### What is needed
Each entry below must appear in the answer exactly as written.

· · ·

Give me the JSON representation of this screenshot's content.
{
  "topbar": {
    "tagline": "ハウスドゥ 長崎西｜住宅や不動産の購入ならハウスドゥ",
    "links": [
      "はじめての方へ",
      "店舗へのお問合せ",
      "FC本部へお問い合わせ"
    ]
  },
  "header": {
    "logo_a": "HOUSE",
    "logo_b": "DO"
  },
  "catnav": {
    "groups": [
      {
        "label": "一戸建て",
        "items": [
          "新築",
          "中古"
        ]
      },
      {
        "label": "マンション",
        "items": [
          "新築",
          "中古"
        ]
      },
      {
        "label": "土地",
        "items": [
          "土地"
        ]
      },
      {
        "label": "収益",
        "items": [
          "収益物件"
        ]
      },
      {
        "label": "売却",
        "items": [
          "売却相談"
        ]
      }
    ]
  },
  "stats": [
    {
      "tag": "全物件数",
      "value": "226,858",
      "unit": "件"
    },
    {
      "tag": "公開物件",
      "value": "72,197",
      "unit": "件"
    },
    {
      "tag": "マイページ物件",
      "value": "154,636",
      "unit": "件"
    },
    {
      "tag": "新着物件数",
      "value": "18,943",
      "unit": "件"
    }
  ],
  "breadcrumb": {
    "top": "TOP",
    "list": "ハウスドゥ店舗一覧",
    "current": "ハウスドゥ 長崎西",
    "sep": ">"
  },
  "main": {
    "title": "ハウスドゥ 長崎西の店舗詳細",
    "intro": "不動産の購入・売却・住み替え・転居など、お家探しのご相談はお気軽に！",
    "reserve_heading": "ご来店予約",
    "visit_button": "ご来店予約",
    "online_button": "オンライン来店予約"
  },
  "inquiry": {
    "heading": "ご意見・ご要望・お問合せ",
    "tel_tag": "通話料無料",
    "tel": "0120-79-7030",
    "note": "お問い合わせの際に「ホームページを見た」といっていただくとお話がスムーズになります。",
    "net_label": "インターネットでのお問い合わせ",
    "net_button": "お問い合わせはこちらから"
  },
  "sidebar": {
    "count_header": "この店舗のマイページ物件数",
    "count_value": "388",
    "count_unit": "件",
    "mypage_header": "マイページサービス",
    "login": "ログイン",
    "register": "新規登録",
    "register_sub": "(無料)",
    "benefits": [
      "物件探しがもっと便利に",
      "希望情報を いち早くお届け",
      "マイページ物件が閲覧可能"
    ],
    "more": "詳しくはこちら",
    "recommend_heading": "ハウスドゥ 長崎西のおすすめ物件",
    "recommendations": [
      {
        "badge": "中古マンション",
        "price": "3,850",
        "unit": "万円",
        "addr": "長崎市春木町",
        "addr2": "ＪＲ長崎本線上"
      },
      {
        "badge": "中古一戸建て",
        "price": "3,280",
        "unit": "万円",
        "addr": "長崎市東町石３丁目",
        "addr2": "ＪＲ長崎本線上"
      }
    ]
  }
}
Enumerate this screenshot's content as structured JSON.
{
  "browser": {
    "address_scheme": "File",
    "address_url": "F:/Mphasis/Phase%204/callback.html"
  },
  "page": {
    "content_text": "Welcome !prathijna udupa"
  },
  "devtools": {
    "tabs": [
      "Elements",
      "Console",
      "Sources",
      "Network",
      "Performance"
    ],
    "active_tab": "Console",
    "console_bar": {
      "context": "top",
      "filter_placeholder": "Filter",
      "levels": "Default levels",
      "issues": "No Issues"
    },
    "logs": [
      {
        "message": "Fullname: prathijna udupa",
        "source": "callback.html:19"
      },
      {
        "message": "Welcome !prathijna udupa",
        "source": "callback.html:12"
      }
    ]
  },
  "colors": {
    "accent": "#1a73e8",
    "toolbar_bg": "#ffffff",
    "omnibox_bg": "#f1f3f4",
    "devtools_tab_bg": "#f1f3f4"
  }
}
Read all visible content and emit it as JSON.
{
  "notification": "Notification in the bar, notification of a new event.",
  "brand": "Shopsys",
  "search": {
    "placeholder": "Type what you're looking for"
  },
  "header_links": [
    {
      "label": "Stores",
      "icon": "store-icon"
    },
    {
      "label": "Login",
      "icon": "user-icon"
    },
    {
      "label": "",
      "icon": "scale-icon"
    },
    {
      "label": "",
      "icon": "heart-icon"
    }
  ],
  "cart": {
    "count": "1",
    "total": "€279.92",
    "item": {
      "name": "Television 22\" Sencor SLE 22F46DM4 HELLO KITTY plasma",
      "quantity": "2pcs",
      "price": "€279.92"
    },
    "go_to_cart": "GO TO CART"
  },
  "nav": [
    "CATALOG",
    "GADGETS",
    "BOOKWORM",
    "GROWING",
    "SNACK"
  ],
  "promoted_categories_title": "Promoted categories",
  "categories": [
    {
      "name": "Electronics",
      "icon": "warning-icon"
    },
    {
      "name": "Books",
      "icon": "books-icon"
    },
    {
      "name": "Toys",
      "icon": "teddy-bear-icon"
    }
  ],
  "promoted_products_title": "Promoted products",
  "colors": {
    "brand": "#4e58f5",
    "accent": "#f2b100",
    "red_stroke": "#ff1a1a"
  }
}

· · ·

### Written answer
Give me the JSON representation of this screenshot's content.
{
  "topbar": {
    "tagline": "ハウスドゥ 長崎西｜住宅や不動産の購入ならハウスドゥ",
    "links": [
      "はじめての方へ",
      "店舗へのお問合せ",
      "FC本部へお問い合わせ"
    ]
  },
  "header": {
    "logo_a": "HOUSE",
    "logo_b": "DO"
  },
  "catnav": {
    "groups": [
      {
        "label": "一戸建て",
        "items": [
          "新築",
          "中古"
        ]
      },
      {
        "label": "マンション",
        "items": [
          "新築",
          "中古"
        ]
      },
      {
        "label": "土地",
        "items": [
          "土地"
        ]
      },
      {
        "label": "収益",
        "items": [
          "収益物件"
        ]
      },
      {
        "label": "売却",
        "items": [
          "売却相談"
        ]
      }
    ]
  },
  "stats": [
    {
      "tag": "全物件数",
      "value": "226,858",
      "unit": "件"
    },
    {
      "tag": "公開物件",
      "value": "72,197",
      "unit": "件"
    },
    {
      "tag": "マイページ物件",
      "value": "154,636",
      "unit": "件"
    },
    {
      "tag": "新着物件数",
      "value": "18,943",
      "unit": "件"
    }
  ],
  "breadcrumb": {
    "top": "TOP",
    "list": "ハウスドゥ店舗一覧",
    "current": "ハウスドゥ 長崎西",
    "sep": ">"
  },
  "main": {
    "title": "ハウスドゥ 長崎西の店舗詳細",
    "intro": "不動産の購入・売却・住み替え・転居など、お家探しのご相談はお気軽に！",
    "reserve_heading": "ご来店予約",
    "visit_button": "ご来店予約",
    "online_button": "オンライン来店予約"
  },
  "inquiry": {
    "heading": "ご意見・ご要望・お問合せ",
    "tel_tag": "通話料無料",
    "tel": "0120-79-7030",
    "note": "お問い合わせの際に「ホームページを見た」といっていただくとお話がスムーズになります。",
    "net_label": "インターネットでのお問い合わせ",
    "net_button": "お問い合わせはこちらから"
  },
  "sidebar": {
    "count_header": "この店舗のマイページ物件数",
    "count_value": "388",
    "count_unit": "件",
    "mypage_header": "マイページサービス",
    "login": "ログイン",
    "register": "新規登録",
    "register_sub": "(無料)",
    "benefits": [
      "物件探しがもっと便利に",
      "希望情報を いち早くお届け",
      "マイページ物件が閲覧可能"
    ],
    "more": "詳しくはこちら",
    "recommend_heading": "ハウスドゥ 長崎西のおすすめ物件",
    "recommendations": [
      {
        "badge": "中古マンション",
        "price": "3,850",
        "unit": "万円",
        "addr": "長崎市春木町",
        "addr2": "ＪＲ長崎本線上"
      },
      {
        "badge": "中古一戸建て",
        "price": "3,280",
        "unit": "万円",
        "addr": "長崎市東町石３丁目",
        "addr2": "ＪＲ長崎本線上"
      }
    ]
  }
}
Enumerate this screenshot's content as structured JSON.
{
  "browser": {
    "address_scheme": "File",
    "address_url": "F:/Mphasis/Phase%204/callback.html"
  },
  "page": {
    "content_text": "Welcome !prathijna udupa"
  },
  "devtools": {
    "tabs": [
      "Elements",
      "Console",
      "Sources",
      "Network",
      "Performance"
    ],
    "active_tab": "Console",
    "console_bar": {
      "context": "top",
      "filter_placeholder": "Filter",
      "levels": "Default levels",
      "issues": "No Issues"
    },
    "logs": [
      {
        "message": "Fullname: prathijna udupa",
        "source": "callback.html:19"
      },
      {
        "message": "Welcome !prathijna udupa",
        "source": "callback.html:12"
      }
    ]
  },
  "colors": {
    "accent": "#1a73e8",
    "toolbar_bg": "#ffffff",
    "omnibox_bg": "#f1f3f4",
    "devtools_tab_bg": "#f1f3f4"
  }
}
Read all visible content and emit it as JSON.
{
  "notification": "Notification in the bar, notification of a new event.",
  "brand": "Shopsys",
  "search": {
    "placeholder": "Type what you're looking for"
  },
  "header_links": [
    {
      "label": "Stores",
      "icon": "store-icon"
    },
    {
      "label": "Login",
      "icon": "user-icon"
    },
    {
      "label": "",
      "icon": "scale-icon"
    },
    {
      "label": "",
      "icon": "heart-icon"
    }
  ],
  "cart": {
    "count": "1",
    "total": "€279.92",
    "item": {
      "name": "Television 22\" Sencor SLE 22F46DM4 HELLO KITTY plasma",
      "quantity": "2pcs",
      "price": "€279.92"
    },
    "go_to_cart": "GO TO CART"
  },
  "nav": [
    "CATALOG",
    "GADGETS",
    "BOOKWORM",
    "GROWING",
    "SNACK"
  ],
  "promoted_categories_title": "Promoted categories",
  "categories": [
    {
      "name": "Electronics",
      "icon": "warning-icon"
    },
    {
      "name": "Books",
      "icon": "books-icon"
    },
    {
      "name": "Toys",
      "icon": "teddy-bear-icon"
    }
  ],
  "promoted_products_title": "Promoted products",
  "colors": {
    "brand": "#4e58f5",
    "accent": "#f2b100",
    "red_stroke": "#ff1a1a"
  }
}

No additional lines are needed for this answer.